Turning off nerves sending pain signals from the lower back
A completely different cause of chronic low back pain is called vertebral endplate nerve dysfunction. This condition causes vertebrogenic pain, which is low back pain that originates from the bones of the spine (vertebrae) rather than the discs. Interestingly, many patients with this condition have been told that their pain is being caused by a disc when that’s not the case.
The vertebral endplate is a small layer of cartilage, packed with nerves, that separates the bone of the vertebrae and the disc. Vertebral endplate nerve dysfunction happens when the endplate and those nerves become compressed, causing a great deal of pain. This condition is often not found until a spine surgeon who specializes in this problem diagnoses it.
Even though vertebral endplate dysfunction has been under study for more than 30 years, many physicians remain unfamiliar with the diagnosis and its signs and symptoms. Often, radiologists don’t pick it up on MRIs, or the MRI is not extended far enough down the spine to spot the problem.
That’s how most patients with chronic low back pain end up with a misdiagnosis of degenerative disc disease or, worse, something called “non-specific” lower back pain. In fact, up to 85% of patients are diagnosed with “non-specific” lower back pain. That’s a problem, because if a patient isn’t getting the correct diagnosis, they’re also probably not getting the correct treatment.
On a spinal MRI, I look for a finding called Modic changes, in which the bone marrow becomes inflamed and swells, or the bone marrow turns to fatty tissue due to reduced blood flow. This indicates vertebral endplate nerve dysfunction, which can be effectively treated with a minimally invasive procedure called Intracept.
During the Intracept procedure, I use radiofrequency energy to ablate, or destroy, the nerve that is transmitting pain signals to your brain. This nerve, called the basivertebral nerve, is unique because it does not regenerate like other nerves in the body. Because it cannot regrow and begin transmitting pain signals again, there should be no need to repeat the Intracept procedure. A majority of patients reported 75% to 100% pain reduction at five years after the Intracept procedure, according to Relievant Medsystems, the maker of Intracept.

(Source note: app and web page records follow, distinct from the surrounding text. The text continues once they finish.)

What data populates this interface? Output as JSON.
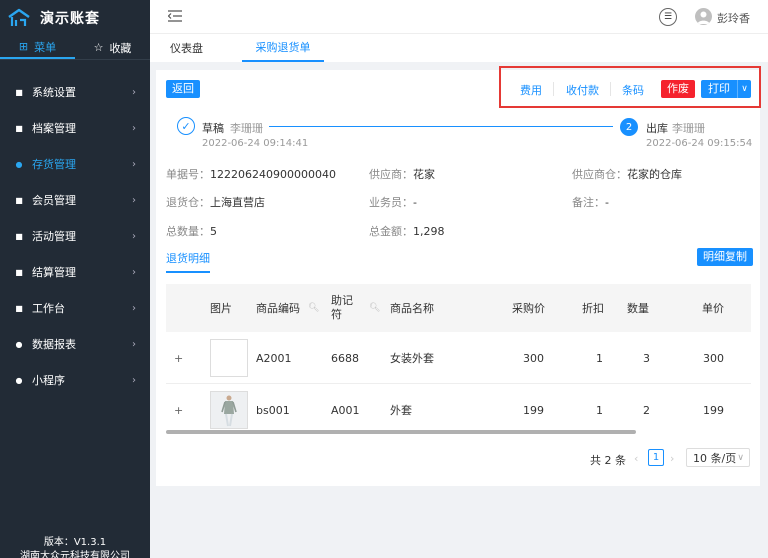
{
  "app": {
    "name": "演示账套"
  },
  "sidebar": {
    "tabs": [
      {
        "label": "菜单",
        "icon": "grid-icon"
      },
      {
        "label": "收藏",
        "icon": "star-icon"
      }
    ],
    "menu": [
      {
        "label": "系统设置",
        "icon": "settings-icon"
      },
      {
        "label": "档案管理",
        "icon": "archive-icon"
      },
      {
        "label": "存货管理",
        "icon": "inventory-icon"
      },
      {
        "label": "会员管理",
        "icon": "member-icon"
      },
      {
        "label": "活动管理",
        "icon": "gift-icon"
      },
      {
        "label": "结算管理",
        "icon": "settlement-icon"
      },
      {
        "label": "工作台",
        "icon": "workbench-icon"
      },
      {
        "label": "数据报表",
        "icon": "report-icon"
      },
      {
        "label": "小程序",
        "icon": "miniapp-icon"
      }
    ],
    "version": "版本：V1.3.1",
    "company": "湖南大众元科技有限公司"
  },
  "topbar": {
    "username": "彭玲香"
  },
  "page_tabs": [
    {
      "label": "仪表盘"
    },
    {
      "label": "采购退货单"
    }
  ],
  "toolbar": {
    "back": "返回",
    "fee": "费用",
    "payment": "收付款",
    "barcode": "条码",
    "void": "作废",
    "print": "打印"
  },
  "steps": [
    {
      "title": "草稿",
      "user": "李珊珊",
      "time": "2022-06-24 09:14:41"
    },
    {
      "index": "2",
      "title": "出库",
      "user": "李珊珊",
      "time": "2022-06-24 09:15:54"
    }
  ],
  "info": {
    "doc_no": {
      "k": "单据号：",
      "v": "122206240900000040"
    },
    "supplier": {
      "k": "供应商：",
      "v": "花家"
    },
    "supplier_wh": {
      "k": "供应商仓：",
      "v": "花家的仓库"
    },
    "return_wh": {
      "k": "退货仓：",
      "v": "上海直营店"
    },
    "salesman": {
      "k": "业务员：",
      "v": "-"
    },
    "remark": {
      "k": "备注：",
      "v": "-"
    },
    "total_qty": {
      "k": "总数量：",
      "v": "5"
    },
    "total_amount": {
      "k": "总金额：",
      "v": "1,298"
    }
  },
  "detail": {
    "tab": "退货明细",
    "copy": "明细复制"
  },
  "table": {
    "headers": {
      "image": "图片",
      "code": "商品编码",
      "mnemonic": "助记符",
      "name": "商品名称",
      "price": "采购价",
      "discount": "折扣",
      "qty": "数量",
      "unit": "单价"
    },
    "rows": [
      {
        "code": "A2001",
        "mnemonic": "6688",
        "name": "女装外套",
        "price": "300",
        "discount": "1",
        "qty": "3",
        "unit": "300"
      },
      {
        "code": "bs001",
        "mnemonic": "A001",
        "name": "外套",
        "price": "199",
        "discount": "1",
        "qty": "2",
        "unit": "199"
      }
    ]
  },
  "pagination": {
    "total": "共 2 条",
    "page": "1",
    "size": "10 条/页"
  }
}
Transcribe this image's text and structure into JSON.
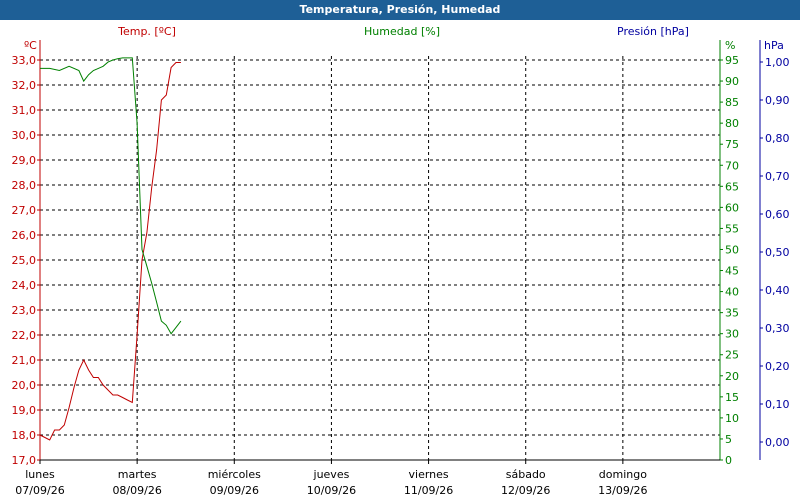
{
  "window": {
    "title": "Temperatura, Presión, Humedad"
  },
  "chart_data": {
    "type": "line",
    "title": "Temperatura, Presión, Humedad",
    "axes": {
      "temperature": {
        "label": "Temp. [ºC]",
        "unit": "ºC",
        "range": [
          17.0,
          33.0
        ],
        "step": 1.0,
        "color": "#c00000",
        "decimals": 1
      },
      "humidity": {
        "label": "Humedad [%]",
        "unit": "%",
        "range": [
          0,
          95
        ],
        "step": 5,
        "color": "#008000",
        "decimals": 0
      },
      "pressure": {
        "label": "Presión [hPa]",
        "unit": "hPa",
        "ticks": [
          "0,00",
          "0,10",
          "0,20",
          "0,30",
          "0,40",
          "0,50",
          "0,60",
          "0,70",
          "0,80",
          "0,90",
          "1,00"
        ],
        "tick_values": [
          0.0,
          0.1,
          0.2,
          0.3,
          0.4,
          0.5,
          0.6,
          0.7,
          0.8,
          0.9,
          1.0
        ],
        "color": "#0000a0"
      }
    },
    "x_axis": {
      "range_days": [
        0,
        7
      ],
      "categories": [
        {
          "day": "lunes",
          "date": "07/09/26"
        },
        {
          "day": "martes",
          "date": "08/09/26"
        },
        {
          "day": "miércoles",
          "date": "09/09/26"
        },
        {
          "day": "jueves",
          "date": "10/09/26"
        },
        {
          "day": "viernes",
          "date": "11/09/26"
        },
        {
          "day": "sábado",
          "date": "12/09/26"
        },
        {
          "day": "domingo",
          "date": "13/09/26"
        }
      ]
    },
    "grid": true,
    "series": [
      {
        "name": "Temp. [ºC]",
        "axis": "temperature",
        "color": "#c00000",
        "x": [
          0.0,
          0.05,
          0.1,
          0.15,
          0.2,
          0.25,
          0.3,
          0.35,
          0.4,
          0.45,
          0.5,
          0.55,
          0.6,
          0.65,
          0.7,
          0.75,
          0.8,
          0.85,
          0.9,
          0.95,
          1.0,
          1.05,
          1.1,
          1.15,
          1.2,
          1.25,
          1.3,
          1.35,
          1.4,
          1.45,
          1.5
        ],
        "y": [
          18.0,
          17.9,
          17.8,
          18.2,
          18.2,
          18.4,
          19.1,
          19.9,
          20.6,
          21.0,
          20.6,
          20.3,
          20.3,
          20.0,
          19.8,
          19.6,
          19.6,
          19.5,
          19.4,
          19.3,
          22.0,
          25.0,
          26.1,
          27.9,
          29.4,
          31.4,
          31.6,
          32.7,
          32.9,
          32.9,
          null
        ]
      },
      {
        "name": "Humedad [%]",
        "axis": "humidity",
        "color": "#008000",
        "x": [
          0.0,
          0.1,
          0.2,
          0.3,
          0.4,
          0.45,
          0.5,
          0.55,
          0.6,
          0.65,
          0.7,
          0.75,
          0.8,
          0.85,
          0.9,
          0.95,
          1.0,
          1.05,
          1.1,
          1.15,
          1.2,
          1.25,
          1.3,
          1.35,
          1.4,
          1.45,
          1.5
        ],
        "y": [
          93.0,
          93.0,
          92.5,
          93.5,
          92.5,
          90.0,
          91.5,
          92.5,
          93.0,
          93.5,
          94.5,
          95.0,
          95.3,
          95.5,
          95.5,
          95.5,
          80.0,
          50.0,
          46.0,
          42.0,
          37.5,
          33.0,
          32.0,
          30.0,
          31.5,
          33.0,
          null
        ]
      }
    ]
  }
}
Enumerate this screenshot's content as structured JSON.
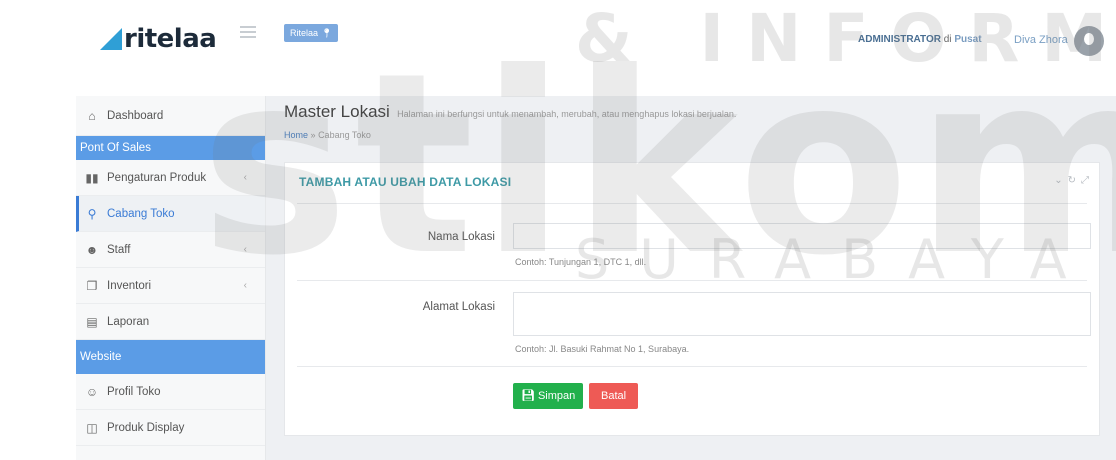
{
  "header": {
    "logo_text": "ritelaa",
    "store_button_label": "Ritelaa",
    "admin_role": "ADMINISTRATOR",
    "admin_at": "di",
    "admin_location": "Pusat",
    "user_name": "Diva Zhora"
  },
  "watermark": {
    "top_text": "& INFORMATIKA",
    "main_text": "stikom",
    "bottom_text": "SURABAYA"
  },
  "sidebar": {
    "dashboard": "Dashboard",
    "section_pos": "Pont Of Sales",
    "items_pos": [
      {
        "label": "Pengaturan Produk",
        "icon": "barcode-icon",
        "has_children": true
      },
      {
        "label": "Cabang Toko",
        "icon": "map-marker-icon",
        "active": true
      },
      {
        "label": "Staff",
        "icon": "users-icon",
        "has_children": true
      },
      {
        "label": "Inventori",
        "icon": "copy-icon",
        "has_children": true
      },
      {
        "label": "Laporan",
        "icon": "file-icon"
      }
    ],
    "section_web": "Website",
    "items_web": [
      {
        "label": "Profil Toko",
        "icon": "user-icon"
      },
      {
        "label": "Produk Display",
        "icon": "gift-icon"
      }
    ]
  },
  "page": {
    "title": "Master Lokasi",
    "subtitle": "Halaman ini berfungsi untuk menambah, merubah, atau menghapus lokasi berjualan.",
    "breadcrumb_home": "Home",
    "breadcrumb_sep": "»",
    "breadcrumb_current": "Cabang Toko"
  },
  "panel": {
    "title": "TAMBAH ATAU UBAH DATA LOKASI",
    "field_name_label": "Nama Lokasi",
    "field_name_value": "",
    "field_name_help": "Contoh: Tunjungan 1, DTC 1, dll.",
    "field_address_label": "Alamat Lokasi",
    "field_address_value": "",
    "field_address_help": "Contoh: Jl. Basuki Rahmat No 1, Surabaya.",
    "save_label": "Simpan",
    "cancel_label": "Batal"
  },
  "colors": {
    "accent": "#5b9ce6",
    "panel_title": "#3e9aa6",
    "save": "#22b04c",
    "cancel": "#ee5a55"
  }
}
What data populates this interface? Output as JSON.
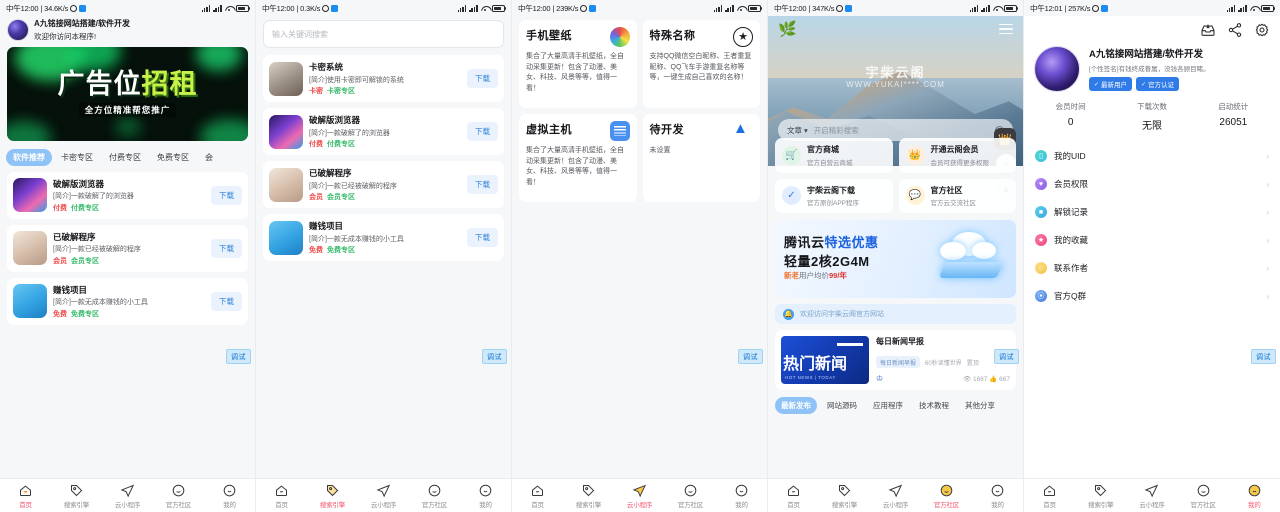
{
  "status_bar": {
    "time_1": "中午12:00",
    "net_1": "34.6K/s",
    "time_2": "中午12:00",
    "net_2": "0.3K/s",
    "time_3": "中午12:00",
    "net_3": "239K/s",
    "time_4": "中午12:00",
    "net_4": "347K/s",
    "time_5": "中午12:01",
    "net_5": "257K/s",
    "sep": "|"
  },
  "debug_label": "调试",
  "panel1": {
    "header": {
      "title": "A九铭接网站搭建/软件开发",
      "subtitle": "欢迎你访问本程序!"
    },
    "banner": {
      "main_white": "广告位",
      "main_green": "招租",
      "sub": "全方位精准帮您推广"
    },
    "tabs": [
      {
        "label": "软件推荐",
        "active": true
      },
      {
        "label": "卡密专区",
        "active": false
      },
      {
        "label": "付费专区",
        "active": false
      },
      {
        "label": "免费专区",
        "active": false
      },
      {
        "label": "会",
        "active": false
      }
    ],
    "items": [
      {
        "title": "破解版浏览器",
        "desc": "[简介]一款破解了的浏览器",
        "tag1": "付费",
        "tag2": "付费专区",
        "btn": "下载"
      },
      {
        "title": "已破解程序",
        "desc": "[简介]一款已经被破解的程序",
        "tag1": "会员",
        "tag2": "会员专区",
        "btn": "下载"
      },
      {
        "title": "赚钱项目",
        "desc": "[简介]一款无成本赚钱的小工具",
        "tag1": "免费",
        "tag2": "免费专区",
        "btn": "下载"
      }
    ]
  },
  "panel2": {
    "search_placeholder": "输入关键词搜索",
    "items": [
      {
        "title": "卡密系统",
        "desc": "[简介]使用卡密即可解锁的系统",
        "tag1": "卡密",
        "tag2": "卡密专区",
        "btn": "下载"
      },
      {
        "title": "破解版浏览器",
        "desc": "[简介]一款破解了的浏览器",
        "tag1": "付费",
        "tag2": "付费专区",
        "btn": "下载"
      },
      {
        "title": "已破解程序",
        "desc": "[简介]一款已经被破解的程序",
        "tag1": "会员",
        "tag2": "会员专区",
        "btn": "下载"
      },
      {
        "title": "赚钱项目",
        "desc": "[简介]一款无成本赚钱的小工具",
        "tag1": "免费",
        "tag2": "免费专区",
        "btn": "下载"
      }
    ]
  },
  "panel3": {
    "cards": [
      {
        "title": "手机壁纸",
        "desc": "集合了大量高清手机壁纸，全自动采集更新！包含了动漫、美女、科技、风景等等，值得一看！",
        "icon": "color-wheel-icon"
      },
      {
        "title": "特殊名称",
        "desc": "支持QQ微信空白昵称、王者重复昵称、QQ飞车手游重复名称等等，一键生成自己喜欢的名称！",
        "icon": "star-circle-icon"
      },
      {
        "title": "虚拟主机",
        "desc": "集合了大量高清手机壁纸，全自动采集更新！包含了动漫、美女、科技、风景等等，值得一看！",
        "icon": "server-list-icon"
      },
      {
        "title": "待开发",
        "desc": "未设置",
        "icon": "wings-icon"
      }
    ]
  },
  "panel4": {
    "hero": {
      "title": "宇柴云阁",
      "url": "WWW.YUKAI****.COM",
      "logo": "leaf-logo-icon",
      "menu": "hamburger-icon"
    },
    "search": {
      "scope": "文章",
      "placeholder": "开启精彩搜索"
    },
    "quick_links": [
      {
        "title": "官方商城",
        "sub": "官方自营云商城",
        "icon": "shop-icon"
      },
      {
        "title": "开通云阁会员",
        "sub": "会员可获得更多权限",
        "icon": "crown-icon"
      },
      {
        "title": "宇柴云阁下载",
        "sub": "官方原创APP程序",
        "icon": "verified-icon"
      },
      {
        "title": "官方社区",
        "sub": "官方云交流社区",
        "icon": "community-icon"
      }
    ],
    "ad": {
      "line1_a": "腾讯云",
      "line1_b": "特选优惠",
      "line2": "轻量2核2G4M",
      "line3_a": "新老",
      "line3_b": "用户均价",
      "line3_c": "99/年"
    },
    "notice": "欢迎访问宇柴云阁官方网站",
    "news": {
      "title": "每日新闻早报",
      "img_text": "热门新闻",
      "img_sub": "HOT NEWS | TODAY",
      "tag1": "每日新闻早报",
      "tag2": "60秒读懂世界",
      "tag3": "置顶",
      "views": "1687",
      "likes": "667"
    },
    "filters": [
      {
        "label": "最新发布",
        "active": true
      },
      {
        "label": "网站源码",
        "active": false
      },
      {
        "label": "应用程序",
        "active": false
      },
      {
        "label": "技术教程",
        "active": false
      },
      {
        "label": "其他分享",
        "active": false
      }
    ],
    "fabs": [
      "crown-fab-icon",
      "plus-fab-icon",
      "scroll-top-fab-icon"
    ]
  },
  "panel5": {
    "actions": [
      "inbox-icon",
      "share-icon",
      "gear-icon"
    ],
    "name": "A九铭接网站搭建/软件开发",
    "signature": "[个性签名]有钱终成眷属，没钱各顾目睹。",
    "badges": [
      {
        "label": "最新用户",
        "icon": "check-icon"
      },
      {
        "label": "官方认证",
        "icon": "check-icon"
      }
    ],
    "stats": [
      {
        "label": "会员时间",
        "value": "0"
      },
      {
        "label": "下载次数",
        "value": "无限"
      },
      {
        "label": "启动统计",
        "value": "26051"
      }
    ],
    "rows": [
      {
        "label": "我的UID",
        "icon": "card-icon"
      },
      {
        "label": "会员权限",
        "icon": "vip-icon"
      },
      {
        "label": "解锁记录",
        "icon": "unlock-icon"
      },
      {
        "label": "我的收藏",
        "icon": "star-icon"
      },
      {
        "label": "联系作者",
        "icon": "contact-icon"
      },
      {
        "label": "官方Q群",
        "icon": "qq-icon"
      }
    ],
    "chevron": "›"
  },
  "tabbar": [
    {
      "label": "首页",
      "icon": "home-icon"
    },
    {
      "label": "搜索引擎",
      "icon": "tag-icon"
    },
    {
      "label": "云小程序",
      "icon": "paperplane-icon"
    },
    {
      "label": "官方社区",
      "icon": "smiley-icon"
    },
    {
      "label": "我的",
      "icon": "profile-icon"
    }
  ],
  "tabbar_active": [
    0,
    1,
    2,
    3,
    4
  ],
  "colors": {
    "accent_pink": "#f5556d",
    "accent_blue": "#8fc2f6",
    "link_blue": "#2f83d8"
  }
}
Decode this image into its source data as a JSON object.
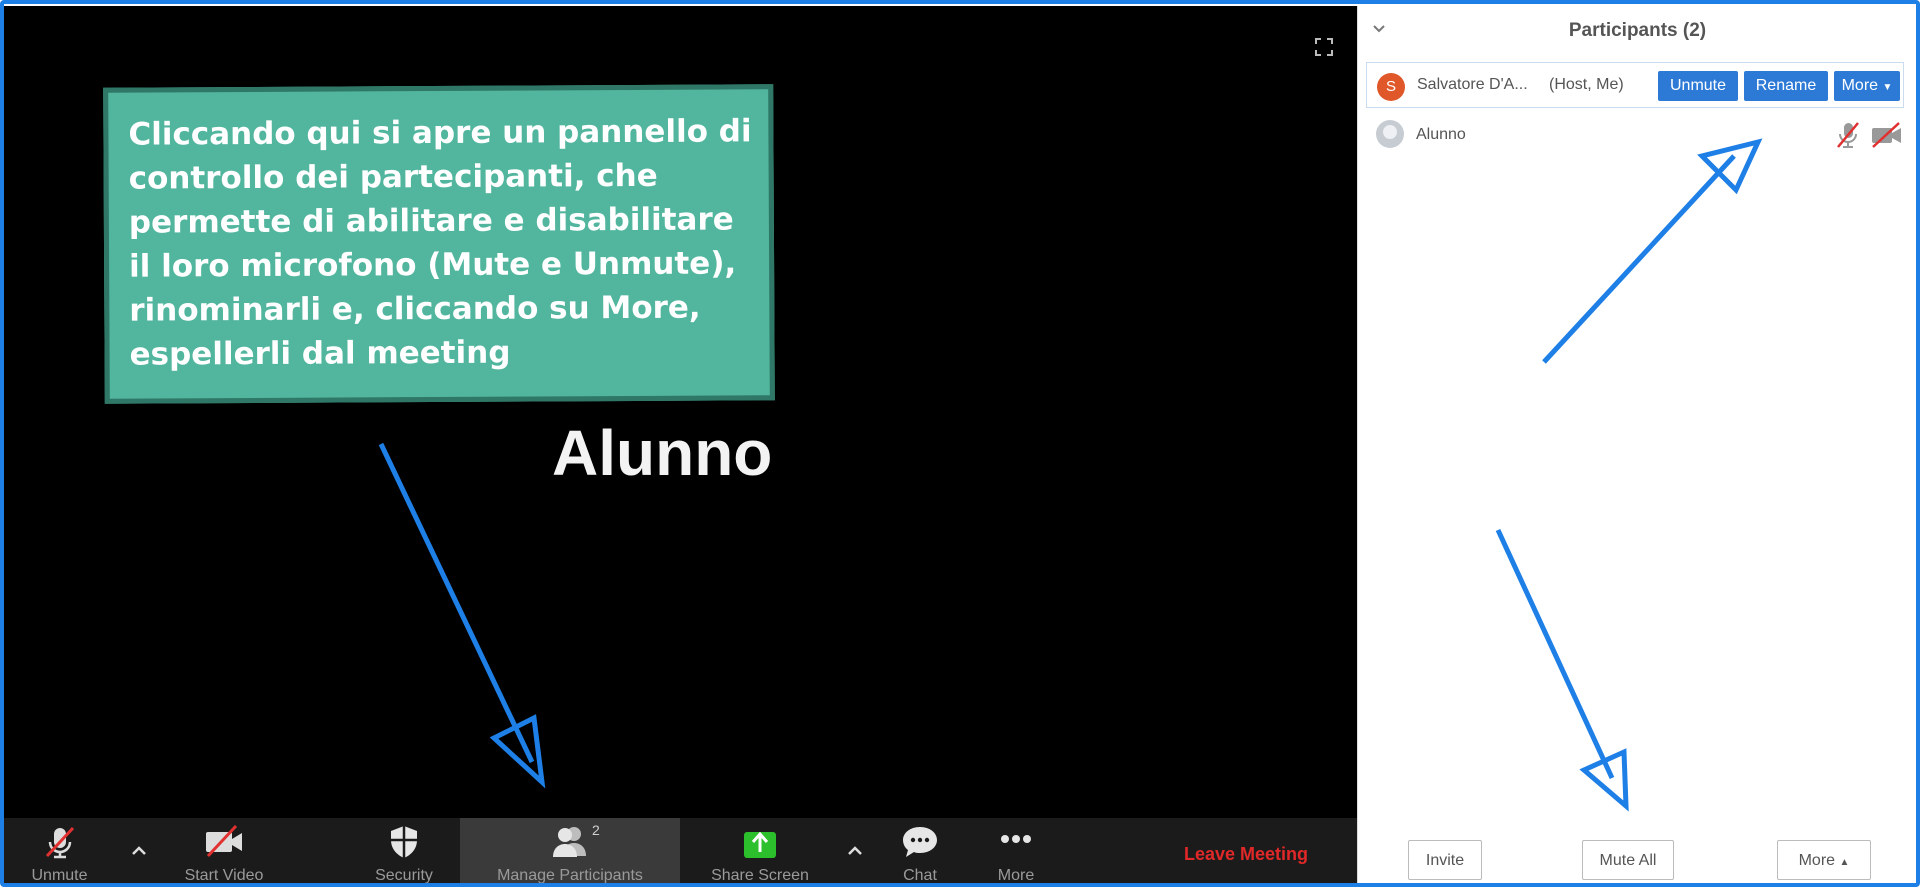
{
  "video": {
    "participant_name": "Alunno"
  },
  "callout": {
    "text": "Cliccando qui si apre un pannello di controllo dei partecipanti, che permette di abilitare e disabilitare il loro microfono (Mute e Unmute), rinominarli e, cliccando su More, espellerli dal meeting"
  },
  "toolbar": {
    "unmute": "Unmute",
    "start_video": "Start Video",
    "security": "Security",
    "manage_participants": "Manage Participants",
    "participants_count": "2",
    "share_screen": "Share Screen",
    "chat": "Chat",
    "more": "More",
    "leave": "Leave Meeting"
  },
  "panel": {
    "title": "Participants (2)",
    "host": {
      "initial": "S",
      "name": "Salvatore D'A...",
      "role": "(Host, Me)",
      "unmute": "Unmute",
      "rename": "Rename",
      "more": "More"
    },
    "participant": {
      "name": "Alunno"
    },
    "footer": {
      "invite": "Invite",
      "mute_all": "Mute All",
      "more": "More"
    }
  },
  "colors": {
    "accent": "#2d7ad6",
    "leave": "#e02828",
    "callout": "#52b69f",
    "arrow": "#1e7fe6",
    "share": "#2cc12c"
  }
}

There is very little risk to ablating the basivertebral nerve; it does not impair any function. However, in the unlikely event that you were to break that vertebra, you might not know it because you wouldn’t feel any pain. Because of this, I tell my patients that if they experience a fall, car crash or other type of accident, they should be sure to get the scan that is normally recommended to check for fractures.
Re-assessing your chronic lower back pain
I love offering new technology to patients if it is safe, has a good scientific basis, and has good outcomes. Intracept and ReActiv8 check all three of those boxes. And they are bringing welcome relief to patients who thought they had no other option than to live with their pain.
I recommend getting a fresh assessment of the cause of your pain if you have:
- Experienced low back pain for six months or longer
- Tried physical therapy, medications or other conservative treatments without adequate pain relief
If you have had an MRI done, you don’t even need to come in person for an evaluation. You can submit your imaging and schedule a telehealth consultation to review your health history and discuss whether your pain is being caused by a condition that could be treated with one of these new procedures. Of course, if you haven’t had an MRI or you would like to see me in person, I’m happy to schedule an appointment in either our Lone Tree-Yosemite or Castle Rock offices.
Request an appointment online or call our main number: 720-638-7500, Option 4, and let my scheduler know which type of appointment you would prefer. I typically can see new patients within a week.
If you are a candidate for either ReActiv8 or Intracept, the medical companies that developed the technology have authorization teams that will help get insurance approval for the procedure.